● Problem
Bring together copies of the lines in the data below that contain the word "JSON".

*** Data to process ***

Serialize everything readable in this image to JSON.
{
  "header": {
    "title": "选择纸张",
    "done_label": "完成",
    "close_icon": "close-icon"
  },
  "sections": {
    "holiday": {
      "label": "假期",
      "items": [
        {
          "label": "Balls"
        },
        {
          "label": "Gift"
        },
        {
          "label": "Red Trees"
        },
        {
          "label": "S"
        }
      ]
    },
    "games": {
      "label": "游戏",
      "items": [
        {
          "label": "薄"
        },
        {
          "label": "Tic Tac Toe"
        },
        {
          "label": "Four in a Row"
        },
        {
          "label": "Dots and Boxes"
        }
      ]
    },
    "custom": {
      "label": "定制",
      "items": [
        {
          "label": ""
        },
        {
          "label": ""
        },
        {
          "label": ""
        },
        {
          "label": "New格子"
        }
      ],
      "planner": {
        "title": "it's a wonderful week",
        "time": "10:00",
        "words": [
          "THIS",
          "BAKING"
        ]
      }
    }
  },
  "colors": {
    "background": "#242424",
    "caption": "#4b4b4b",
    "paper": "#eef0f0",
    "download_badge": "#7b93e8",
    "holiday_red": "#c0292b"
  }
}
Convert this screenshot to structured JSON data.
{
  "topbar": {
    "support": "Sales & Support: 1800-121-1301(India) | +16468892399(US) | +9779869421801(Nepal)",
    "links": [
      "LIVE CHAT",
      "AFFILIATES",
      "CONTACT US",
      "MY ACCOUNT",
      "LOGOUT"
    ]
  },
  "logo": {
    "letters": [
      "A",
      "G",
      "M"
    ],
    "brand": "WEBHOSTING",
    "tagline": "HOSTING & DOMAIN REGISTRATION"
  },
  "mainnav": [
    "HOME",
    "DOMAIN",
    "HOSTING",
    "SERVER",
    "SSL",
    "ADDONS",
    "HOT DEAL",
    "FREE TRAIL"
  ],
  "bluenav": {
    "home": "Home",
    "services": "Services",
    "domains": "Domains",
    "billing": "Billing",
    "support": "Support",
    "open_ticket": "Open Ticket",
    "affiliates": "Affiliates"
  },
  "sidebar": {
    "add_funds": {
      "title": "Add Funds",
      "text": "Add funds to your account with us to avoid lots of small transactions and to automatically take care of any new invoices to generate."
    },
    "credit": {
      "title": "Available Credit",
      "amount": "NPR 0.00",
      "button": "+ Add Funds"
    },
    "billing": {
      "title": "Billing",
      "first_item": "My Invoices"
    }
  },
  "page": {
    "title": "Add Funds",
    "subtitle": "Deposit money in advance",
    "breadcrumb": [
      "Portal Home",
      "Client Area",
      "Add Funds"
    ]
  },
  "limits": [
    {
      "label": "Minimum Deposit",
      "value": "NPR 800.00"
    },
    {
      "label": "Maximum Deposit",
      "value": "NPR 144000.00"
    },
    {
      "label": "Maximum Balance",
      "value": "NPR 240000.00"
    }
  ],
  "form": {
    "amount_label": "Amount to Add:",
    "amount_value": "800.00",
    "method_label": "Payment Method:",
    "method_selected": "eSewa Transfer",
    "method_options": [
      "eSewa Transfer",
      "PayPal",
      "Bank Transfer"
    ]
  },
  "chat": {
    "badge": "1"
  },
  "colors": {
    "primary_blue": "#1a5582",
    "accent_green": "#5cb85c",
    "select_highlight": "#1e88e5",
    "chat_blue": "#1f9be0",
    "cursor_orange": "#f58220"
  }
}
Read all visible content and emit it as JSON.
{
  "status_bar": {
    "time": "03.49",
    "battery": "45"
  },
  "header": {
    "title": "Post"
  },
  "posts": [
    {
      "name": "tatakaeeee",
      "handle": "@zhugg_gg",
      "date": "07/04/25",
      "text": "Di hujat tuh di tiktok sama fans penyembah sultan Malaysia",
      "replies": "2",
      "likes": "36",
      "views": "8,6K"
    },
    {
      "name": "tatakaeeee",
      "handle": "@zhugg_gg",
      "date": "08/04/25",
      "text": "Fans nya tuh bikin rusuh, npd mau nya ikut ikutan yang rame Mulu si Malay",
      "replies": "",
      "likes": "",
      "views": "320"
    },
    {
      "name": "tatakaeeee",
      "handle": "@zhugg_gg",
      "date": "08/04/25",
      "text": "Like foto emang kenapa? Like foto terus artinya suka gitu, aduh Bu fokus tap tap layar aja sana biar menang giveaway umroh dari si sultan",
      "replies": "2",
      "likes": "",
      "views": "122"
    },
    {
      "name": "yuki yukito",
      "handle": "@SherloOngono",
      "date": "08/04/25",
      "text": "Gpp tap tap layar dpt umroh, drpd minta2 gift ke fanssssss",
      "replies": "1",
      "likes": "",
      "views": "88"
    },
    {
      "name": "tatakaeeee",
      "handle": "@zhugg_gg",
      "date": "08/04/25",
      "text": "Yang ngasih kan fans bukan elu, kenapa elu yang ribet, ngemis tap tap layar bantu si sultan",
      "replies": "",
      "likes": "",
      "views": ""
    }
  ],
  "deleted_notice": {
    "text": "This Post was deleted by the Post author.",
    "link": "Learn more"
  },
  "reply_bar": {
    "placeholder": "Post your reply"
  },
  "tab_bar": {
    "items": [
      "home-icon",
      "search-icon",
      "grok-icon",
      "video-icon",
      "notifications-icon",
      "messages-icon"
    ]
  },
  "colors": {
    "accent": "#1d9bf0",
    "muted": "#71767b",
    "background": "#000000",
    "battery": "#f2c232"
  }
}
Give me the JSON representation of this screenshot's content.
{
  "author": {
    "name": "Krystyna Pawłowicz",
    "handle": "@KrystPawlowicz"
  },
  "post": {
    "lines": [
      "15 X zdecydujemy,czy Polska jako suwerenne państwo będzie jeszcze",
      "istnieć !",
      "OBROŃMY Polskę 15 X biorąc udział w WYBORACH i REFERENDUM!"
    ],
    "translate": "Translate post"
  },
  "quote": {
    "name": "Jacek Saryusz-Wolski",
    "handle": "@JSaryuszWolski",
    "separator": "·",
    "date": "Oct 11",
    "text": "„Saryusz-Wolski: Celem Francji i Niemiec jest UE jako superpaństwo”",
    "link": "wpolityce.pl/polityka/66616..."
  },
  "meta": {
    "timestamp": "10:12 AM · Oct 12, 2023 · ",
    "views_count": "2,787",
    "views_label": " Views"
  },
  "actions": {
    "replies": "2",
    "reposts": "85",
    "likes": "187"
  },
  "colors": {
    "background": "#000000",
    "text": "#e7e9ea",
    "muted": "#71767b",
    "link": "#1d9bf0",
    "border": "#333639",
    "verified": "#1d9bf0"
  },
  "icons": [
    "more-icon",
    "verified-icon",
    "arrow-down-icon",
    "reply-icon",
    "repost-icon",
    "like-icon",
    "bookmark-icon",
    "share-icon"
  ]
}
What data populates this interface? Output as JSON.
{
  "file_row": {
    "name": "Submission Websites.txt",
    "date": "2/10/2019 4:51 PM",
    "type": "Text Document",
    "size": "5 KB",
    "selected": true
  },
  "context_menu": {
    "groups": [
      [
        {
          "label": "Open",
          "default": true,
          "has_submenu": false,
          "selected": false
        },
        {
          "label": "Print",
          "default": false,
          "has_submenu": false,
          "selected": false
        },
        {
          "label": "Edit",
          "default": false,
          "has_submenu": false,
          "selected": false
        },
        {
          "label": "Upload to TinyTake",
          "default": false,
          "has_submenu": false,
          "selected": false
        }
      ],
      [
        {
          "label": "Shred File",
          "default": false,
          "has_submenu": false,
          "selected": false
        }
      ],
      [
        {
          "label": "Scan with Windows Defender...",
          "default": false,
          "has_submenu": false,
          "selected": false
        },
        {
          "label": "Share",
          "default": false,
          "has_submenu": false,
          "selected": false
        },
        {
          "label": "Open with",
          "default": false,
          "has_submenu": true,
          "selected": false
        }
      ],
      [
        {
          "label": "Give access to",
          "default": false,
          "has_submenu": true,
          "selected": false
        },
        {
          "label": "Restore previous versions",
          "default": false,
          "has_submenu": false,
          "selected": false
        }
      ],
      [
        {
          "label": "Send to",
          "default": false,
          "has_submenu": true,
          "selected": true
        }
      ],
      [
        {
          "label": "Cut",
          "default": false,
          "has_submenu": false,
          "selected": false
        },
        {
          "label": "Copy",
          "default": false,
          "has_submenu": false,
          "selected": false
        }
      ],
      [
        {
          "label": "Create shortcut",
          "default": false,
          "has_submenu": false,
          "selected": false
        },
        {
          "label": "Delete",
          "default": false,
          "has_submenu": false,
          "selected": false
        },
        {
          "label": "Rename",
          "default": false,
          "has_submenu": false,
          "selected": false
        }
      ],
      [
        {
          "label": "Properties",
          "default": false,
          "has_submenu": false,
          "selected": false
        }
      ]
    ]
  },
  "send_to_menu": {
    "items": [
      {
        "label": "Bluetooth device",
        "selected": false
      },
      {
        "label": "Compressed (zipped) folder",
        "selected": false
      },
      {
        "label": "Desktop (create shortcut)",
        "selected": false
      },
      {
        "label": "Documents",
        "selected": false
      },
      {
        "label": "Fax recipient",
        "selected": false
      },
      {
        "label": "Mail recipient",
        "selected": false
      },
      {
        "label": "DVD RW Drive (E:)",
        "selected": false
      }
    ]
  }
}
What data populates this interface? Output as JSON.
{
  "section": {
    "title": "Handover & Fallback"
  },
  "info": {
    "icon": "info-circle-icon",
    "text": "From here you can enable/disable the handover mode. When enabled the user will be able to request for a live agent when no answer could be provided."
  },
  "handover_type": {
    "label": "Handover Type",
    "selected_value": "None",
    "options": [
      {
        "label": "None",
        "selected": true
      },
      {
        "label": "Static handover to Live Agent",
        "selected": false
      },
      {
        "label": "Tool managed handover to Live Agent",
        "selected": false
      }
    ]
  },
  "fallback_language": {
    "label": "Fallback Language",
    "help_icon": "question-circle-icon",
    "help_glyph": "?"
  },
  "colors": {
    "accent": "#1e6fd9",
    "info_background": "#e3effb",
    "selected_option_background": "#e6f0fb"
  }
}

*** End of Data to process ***

● Exercise result
Serialize everything readable in this image to JSON.
Convert this screenshot to structured JSON data.
Read all visible content and emit it as JSON.
Give me the JSON representation of this screenshot's content.
What data populates this interface? Output as JSON.
What data populates this interface? Output as JSON.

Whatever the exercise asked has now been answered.